Houses prices in the Cotswolds are now competing with London’s most exclusive neighbourhoods, according to figures released this week. A four to five-bedroom house (in the £5 million bracket) would now set you back 23.4 per cent more than it would have a few years ago, with several other bids in competition.
But this species haven’t abandoned their Birkenstocks in the capital – they’re merely expanding 80 miles west, taking their urban ways with them. This “lifestyle-creep” is the result of both the pandemic and the complexity of European second-homeownership since Brexit. Many in the Cotswolds resent this influx, but I am one of the few who welcomes it.
Thanks to the entrepreneurial property developer daughter of a friend who lives nearby, we finally have a proper coffee shop (run by two local “foodpreneurs” known as Baz and Fred) called The Twig. This is the real thing, with a sonic espresso maker, fresh daily croissants and – hoorah – decent sourdough.

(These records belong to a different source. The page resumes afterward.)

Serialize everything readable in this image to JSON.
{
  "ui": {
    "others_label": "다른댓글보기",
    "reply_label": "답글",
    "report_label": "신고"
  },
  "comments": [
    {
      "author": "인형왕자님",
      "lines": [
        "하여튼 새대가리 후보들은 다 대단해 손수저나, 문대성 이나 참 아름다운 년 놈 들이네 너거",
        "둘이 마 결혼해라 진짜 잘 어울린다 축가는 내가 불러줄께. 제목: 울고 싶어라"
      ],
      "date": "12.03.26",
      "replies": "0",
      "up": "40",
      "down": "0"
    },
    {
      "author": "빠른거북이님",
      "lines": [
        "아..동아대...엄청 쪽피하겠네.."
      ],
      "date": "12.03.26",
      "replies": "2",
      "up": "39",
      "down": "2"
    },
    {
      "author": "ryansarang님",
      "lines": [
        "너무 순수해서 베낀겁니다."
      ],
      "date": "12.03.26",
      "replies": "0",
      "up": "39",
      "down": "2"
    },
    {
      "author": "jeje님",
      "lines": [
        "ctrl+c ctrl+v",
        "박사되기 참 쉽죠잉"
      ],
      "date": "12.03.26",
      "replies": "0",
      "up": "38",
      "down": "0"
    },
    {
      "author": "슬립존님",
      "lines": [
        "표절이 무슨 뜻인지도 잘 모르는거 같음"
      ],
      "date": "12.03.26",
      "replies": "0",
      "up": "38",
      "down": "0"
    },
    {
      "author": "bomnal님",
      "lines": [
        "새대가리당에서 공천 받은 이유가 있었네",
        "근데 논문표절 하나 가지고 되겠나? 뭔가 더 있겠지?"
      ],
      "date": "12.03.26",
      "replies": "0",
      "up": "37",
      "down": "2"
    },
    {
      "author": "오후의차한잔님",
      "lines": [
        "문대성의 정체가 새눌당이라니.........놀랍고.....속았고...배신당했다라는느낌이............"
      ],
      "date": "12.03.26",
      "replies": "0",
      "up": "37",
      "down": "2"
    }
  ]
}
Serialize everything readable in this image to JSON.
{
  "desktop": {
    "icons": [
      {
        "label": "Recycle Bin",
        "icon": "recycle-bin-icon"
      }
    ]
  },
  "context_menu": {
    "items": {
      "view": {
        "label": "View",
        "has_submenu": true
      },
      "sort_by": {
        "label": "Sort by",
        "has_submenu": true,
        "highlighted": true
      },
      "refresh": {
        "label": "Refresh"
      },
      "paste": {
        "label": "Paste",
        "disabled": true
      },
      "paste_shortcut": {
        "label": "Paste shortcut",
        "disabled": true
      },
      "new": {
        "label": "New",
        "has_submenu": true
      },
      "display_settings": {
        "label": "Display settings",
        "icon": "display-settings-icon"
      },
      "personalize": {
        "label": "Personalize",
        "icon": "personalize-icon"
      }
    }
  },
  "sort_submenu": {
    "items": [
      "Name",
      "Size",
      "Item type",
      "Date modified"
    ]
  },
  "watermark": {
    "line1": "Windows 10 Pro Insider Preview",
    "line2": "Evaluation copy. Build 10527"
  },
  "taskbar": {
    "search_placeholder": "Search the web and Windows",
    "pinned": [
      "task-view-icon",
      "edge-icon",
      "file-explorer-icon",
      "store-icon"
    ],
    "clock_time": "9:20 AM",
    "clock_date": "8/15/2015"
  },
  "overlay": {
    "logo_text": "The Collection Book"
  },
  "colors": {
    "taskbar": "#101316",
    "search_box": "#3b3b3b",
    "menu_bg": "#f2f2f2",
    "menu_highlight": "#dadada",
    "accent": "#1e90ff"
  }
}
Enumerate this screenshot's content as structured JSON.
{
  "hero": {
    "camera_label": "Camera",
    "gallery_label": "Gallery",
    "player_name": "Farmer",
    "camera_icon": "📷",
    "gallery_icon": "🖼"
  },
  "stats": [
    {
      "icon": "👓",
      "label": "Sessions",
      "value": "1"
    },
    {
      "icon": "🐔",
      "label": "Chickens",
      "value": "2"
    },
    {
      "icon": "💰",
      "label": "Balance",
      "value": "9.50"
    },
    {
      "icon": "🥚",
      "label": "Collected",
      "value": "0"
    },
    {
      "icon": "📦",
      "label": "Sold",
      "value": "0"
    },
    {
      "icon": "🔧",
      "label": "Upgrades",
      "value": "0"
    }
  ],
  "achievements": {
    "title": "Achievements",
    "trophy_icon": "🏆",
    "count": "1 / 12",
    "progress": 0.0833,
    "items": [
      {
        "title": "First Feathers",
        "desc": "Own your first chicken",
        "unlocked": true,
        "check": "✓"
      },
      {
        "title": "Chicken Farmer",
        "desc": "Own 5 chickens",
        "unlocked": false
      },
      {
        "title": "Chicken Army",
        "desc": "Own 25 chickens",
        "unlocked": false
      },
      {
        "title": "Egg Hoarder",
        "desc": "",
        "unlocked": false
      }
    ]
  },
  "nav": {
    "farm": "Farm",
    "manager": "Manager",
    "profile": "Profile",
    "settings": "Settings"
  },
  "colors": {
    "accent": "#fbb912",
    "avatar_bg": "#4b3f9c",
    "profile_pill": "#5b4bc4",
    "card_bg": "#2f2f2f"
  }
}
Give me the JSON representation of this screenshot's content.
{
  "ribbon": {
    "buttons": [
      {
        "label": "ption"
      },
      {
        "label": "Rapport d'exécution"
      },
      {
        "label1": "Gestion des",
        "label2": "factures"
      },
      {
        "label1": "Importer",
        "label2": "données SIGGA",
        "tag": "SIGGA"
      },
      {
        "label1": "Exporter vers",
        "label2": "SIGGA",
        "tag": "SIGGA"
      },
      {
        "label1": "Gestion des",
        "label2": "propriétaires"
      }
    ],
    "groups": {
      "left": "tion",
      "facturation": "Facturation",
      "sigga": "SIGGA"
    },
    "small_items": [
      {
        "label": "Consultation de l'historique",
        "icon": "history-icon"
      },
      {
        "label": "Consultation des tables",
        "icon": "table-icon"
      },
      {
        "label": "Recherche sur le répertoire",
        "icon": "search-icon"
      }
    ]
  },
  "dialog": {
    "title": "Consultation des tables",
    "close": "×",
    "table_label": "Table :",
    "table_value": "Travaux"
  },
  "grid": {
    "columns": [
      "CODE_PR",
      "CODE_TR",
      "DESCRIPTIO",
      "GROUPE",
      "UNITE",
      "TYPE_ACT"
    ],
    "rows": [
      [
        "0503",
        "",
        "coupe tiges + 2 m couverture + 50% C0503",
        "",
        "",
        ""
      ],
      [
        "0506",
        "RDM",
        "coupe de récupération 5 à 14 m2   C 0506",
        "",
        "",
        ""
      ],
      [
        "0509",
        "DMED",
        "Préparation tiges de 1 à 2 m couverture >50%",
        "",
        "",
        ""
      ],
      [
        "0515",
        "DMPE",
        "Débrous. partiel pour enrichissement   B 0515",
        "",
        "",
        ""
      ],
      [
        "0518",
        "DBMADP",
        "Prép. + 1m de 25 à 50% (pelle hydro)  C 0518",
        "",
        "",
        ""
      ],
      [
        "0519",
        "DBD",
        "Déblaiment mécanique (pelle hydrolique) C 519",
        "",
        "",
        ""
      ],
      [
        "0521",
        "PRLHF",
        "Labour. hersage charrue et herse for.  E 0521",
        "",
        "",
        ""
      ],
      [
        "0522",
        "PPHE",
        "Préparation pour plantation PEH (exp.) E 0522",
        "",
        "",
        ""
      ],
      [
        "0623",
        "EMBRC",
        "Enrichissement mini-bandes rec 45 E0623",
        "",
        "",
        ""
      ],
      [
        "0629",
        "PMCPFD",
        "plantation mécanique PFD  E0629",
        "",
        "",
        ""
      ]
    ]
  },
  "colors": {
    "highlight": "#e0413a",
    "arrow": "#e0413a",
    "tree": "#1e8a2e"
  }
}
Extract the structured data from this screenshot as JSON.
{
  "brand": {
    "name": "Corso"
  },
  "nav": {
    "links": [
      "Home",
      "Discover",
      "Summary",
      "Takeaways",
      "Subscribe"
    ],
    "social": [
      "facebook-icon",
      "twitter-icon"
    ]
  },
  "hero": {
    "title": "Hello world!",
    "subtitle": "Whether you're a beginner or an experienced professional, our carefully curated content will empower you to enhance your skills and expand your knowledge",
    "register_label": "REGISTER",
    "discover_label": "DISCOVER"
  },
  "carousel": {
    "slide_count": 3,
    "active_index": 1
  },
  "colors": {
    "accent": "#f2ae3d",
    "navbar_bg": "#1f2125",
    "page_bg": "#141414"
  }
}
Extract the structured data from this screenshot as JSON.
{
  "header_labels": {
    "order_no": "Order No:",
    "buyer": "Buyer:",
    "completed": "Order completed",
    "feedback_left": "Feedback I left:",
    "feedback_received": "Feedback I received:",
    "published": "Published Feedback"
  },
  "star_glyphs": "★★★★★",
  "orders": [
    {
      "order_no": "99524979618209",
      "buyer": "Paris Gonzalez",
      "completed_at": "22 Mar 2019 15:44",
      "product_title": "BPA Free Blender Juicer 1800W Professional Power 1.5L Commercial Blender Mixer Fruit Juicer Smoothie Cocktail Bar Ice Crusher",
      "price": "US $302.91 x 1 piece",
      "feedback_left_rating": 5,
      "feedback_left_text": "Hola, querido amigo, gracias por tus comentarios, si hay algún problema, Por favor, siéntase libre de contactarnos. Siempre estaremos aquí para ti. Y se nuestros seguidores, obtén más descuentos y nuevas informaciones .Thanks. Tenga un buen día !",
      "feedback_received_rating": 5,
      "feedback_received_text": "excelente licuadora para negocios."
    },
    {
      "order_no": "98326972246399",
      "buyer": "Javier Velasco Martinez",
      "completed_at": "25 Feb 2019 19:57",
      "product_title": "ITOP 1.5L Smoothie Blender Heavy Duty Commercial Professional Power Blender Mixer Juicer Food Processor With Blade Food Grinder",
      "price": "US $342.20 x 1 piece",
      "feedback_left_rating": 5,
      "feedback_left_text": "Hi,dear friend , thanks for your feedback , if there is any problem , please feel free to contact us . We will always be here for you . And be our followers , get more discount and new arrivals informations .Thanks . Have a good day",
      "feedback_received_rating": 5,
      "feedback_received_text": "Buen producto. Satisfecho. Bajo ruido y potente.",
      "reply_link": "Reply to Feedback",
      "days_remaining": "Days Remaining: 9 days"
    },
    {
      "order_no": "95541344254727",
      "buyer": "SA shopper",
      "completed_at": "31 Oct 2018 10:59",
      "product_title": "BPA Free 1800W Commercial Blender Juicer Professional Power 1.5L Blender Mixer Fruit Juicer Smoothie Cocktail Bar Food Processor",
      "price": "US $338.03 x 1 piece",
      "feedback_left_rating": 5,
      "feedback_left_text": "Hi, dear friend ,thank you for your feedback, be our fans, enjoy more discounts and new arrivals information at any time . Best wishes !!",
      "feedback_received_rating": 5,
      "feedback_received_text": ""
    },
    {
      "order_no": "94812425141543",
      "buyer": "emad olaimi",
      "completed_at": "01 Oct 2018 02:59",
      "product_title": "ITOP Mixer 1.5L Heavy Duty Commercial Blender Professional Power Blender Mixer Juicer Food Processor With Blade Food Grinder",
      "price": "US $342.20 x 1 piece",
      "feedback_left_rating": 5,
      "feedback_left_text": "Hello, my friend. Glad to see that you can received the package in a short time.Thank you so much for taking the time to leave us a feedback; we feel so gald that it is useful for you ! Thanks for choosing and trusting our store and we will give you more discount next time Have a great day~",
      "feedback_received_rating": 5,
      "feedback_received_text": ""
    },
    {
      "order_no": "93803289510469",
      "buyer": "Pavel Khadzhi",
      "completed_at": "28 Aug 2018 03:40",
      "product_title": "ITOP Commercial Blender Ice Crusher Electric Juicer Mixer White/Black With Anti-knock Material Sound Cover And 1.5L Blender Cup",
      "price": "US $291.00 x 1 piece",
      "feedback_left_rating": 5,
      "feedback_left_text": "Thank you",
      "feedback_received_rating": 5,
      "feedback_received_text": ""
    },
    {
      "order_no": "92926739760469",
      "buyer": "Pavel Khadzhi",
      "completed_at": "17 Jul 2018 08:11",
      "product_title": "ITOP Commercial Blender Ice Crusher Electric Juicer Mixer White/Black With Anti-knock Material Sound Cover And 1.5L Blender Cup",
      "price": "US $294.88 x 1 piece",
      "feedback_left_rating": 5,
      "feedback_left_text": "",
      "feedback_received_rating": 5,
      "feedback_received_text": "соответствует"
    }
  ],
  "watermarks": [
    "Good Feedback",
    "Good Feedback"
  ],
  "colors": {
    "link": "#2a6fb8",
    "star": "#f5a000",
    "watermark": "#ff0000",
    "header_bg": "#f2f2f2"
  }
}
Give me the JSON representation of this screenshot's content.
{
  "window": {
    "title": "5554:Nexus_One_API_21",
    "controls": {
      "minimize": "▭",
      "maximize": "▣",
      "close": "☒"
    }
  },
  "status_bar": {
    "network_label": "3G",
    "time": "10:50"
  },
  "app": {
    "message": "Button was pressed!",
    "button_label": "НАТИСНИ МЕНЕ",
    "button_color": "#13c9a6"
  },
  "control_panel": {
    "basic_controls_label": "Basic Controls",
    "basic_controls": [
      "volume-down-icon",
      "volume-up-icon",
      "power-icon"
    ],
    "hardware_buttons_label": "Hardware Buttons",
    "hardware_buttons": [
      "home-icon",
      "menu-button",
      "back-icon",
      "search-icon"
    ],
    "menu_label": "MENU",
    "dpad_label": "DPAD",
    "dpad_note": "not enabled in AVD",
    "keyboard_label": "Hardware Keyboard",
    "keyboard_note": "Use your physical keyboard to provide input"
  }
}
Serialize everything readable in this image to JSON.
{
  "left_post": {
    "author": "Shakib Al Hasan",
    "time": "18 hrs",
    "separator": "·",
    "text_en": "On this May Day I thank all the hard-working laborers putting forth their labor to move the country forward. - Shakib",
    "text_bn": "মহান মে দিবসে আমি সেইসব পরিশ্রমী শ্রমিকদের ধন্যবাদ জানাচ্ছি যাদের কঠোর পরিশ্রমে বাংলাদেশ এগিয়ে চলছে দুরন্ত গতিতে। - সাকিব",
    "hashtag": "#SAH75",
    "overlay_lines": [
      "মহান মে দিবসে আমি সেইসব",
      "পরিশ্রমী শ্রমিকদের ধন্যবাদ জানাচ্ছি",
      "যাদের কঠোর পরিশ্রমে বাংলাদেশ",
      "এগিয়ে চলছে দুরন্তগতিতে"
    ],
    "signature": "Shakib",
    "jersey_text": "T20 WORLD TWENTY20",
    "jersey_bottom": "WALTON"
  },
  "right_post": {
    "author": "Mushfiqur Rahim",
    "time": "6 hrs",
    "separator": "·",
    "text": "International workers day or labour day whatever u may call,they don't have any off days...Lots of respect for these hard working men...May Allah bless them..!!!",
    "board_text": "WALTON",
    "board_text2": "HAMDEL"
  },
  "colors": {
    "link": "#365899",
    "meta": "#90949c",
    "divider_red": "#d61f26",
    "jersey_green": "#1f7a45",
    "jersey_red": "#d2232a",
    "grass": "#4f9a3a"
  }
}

Rumours are also rife that the newbie tech magnate who moved into the next village is missing his Silicon Sushi and might be opening a local outlet (let’s hope). When Jolly Nice, an amazing farm shop and cafe with the best butcher in the valley, opened down the road from Cirencester, the locals nicknamed it “Jolly Pricey”.
Yes, the homemade ice-cream is the cost of a mortgage (somewhere), but the queues of well-dressed folk at the till – fashion writer Plum Sykes is a regular – suggests it is not targeting members of the former Glostocracy (went to Cirencester Agricultural College, wears a signet ring, smells of horses). Where Londoners go, London follows. And when it comes to food and yoga, I’m all in.
It didn’t take long for certain sets to establish themselves in these parts. Though the Kingham area is most mentioned because it’s where the Beckhams and Jeremy Clarkson live, and where Daylesford and Soho Farmhouse reside, Londonshire extends to my area of Burford, Bibury and Tetbury; the Stroud valley, which is essentially British Vogue in the mud. New residents can be broken down to the following tribes.
This is the most powerful colony, with its own language and habits, one of which is never to be seen on a Tuesday or Wednesday. Made up mostly of finance, media and tech (Sir Jony Ive) types, as well as rock’n’rollers (Damon Albarn, Ellie Goulding), ’Tweeners have created a lifestyle that evades criticism. Many magically appear at Beaufourt Hunt on a Monday – and can actually ride. They also host the best local shoots, such as Overbury, midweek in November, leaving many wondering how exactly they also chair several companies in London.
The ’Tweeners show up at church and local council meetings, and are generous hosts: the only downside is that they hoard all the gardeners, housekeepers and grooms.
The male species can be spotted by the quality of his (not cashmere) sweater. It is neither moth-eaten (meaning he’s no aristo) nor neatly pressed (Chelsea). It’s wrinkled enough to suggest a “sporty” attitude.
Large swathes of these valleys are inhabited by ’Tweeners, but behind their backs they’re pejoratively called “London folk”. This is because, when Covid restrictions relax, many vanish to the capital, in quest of Deliveroo.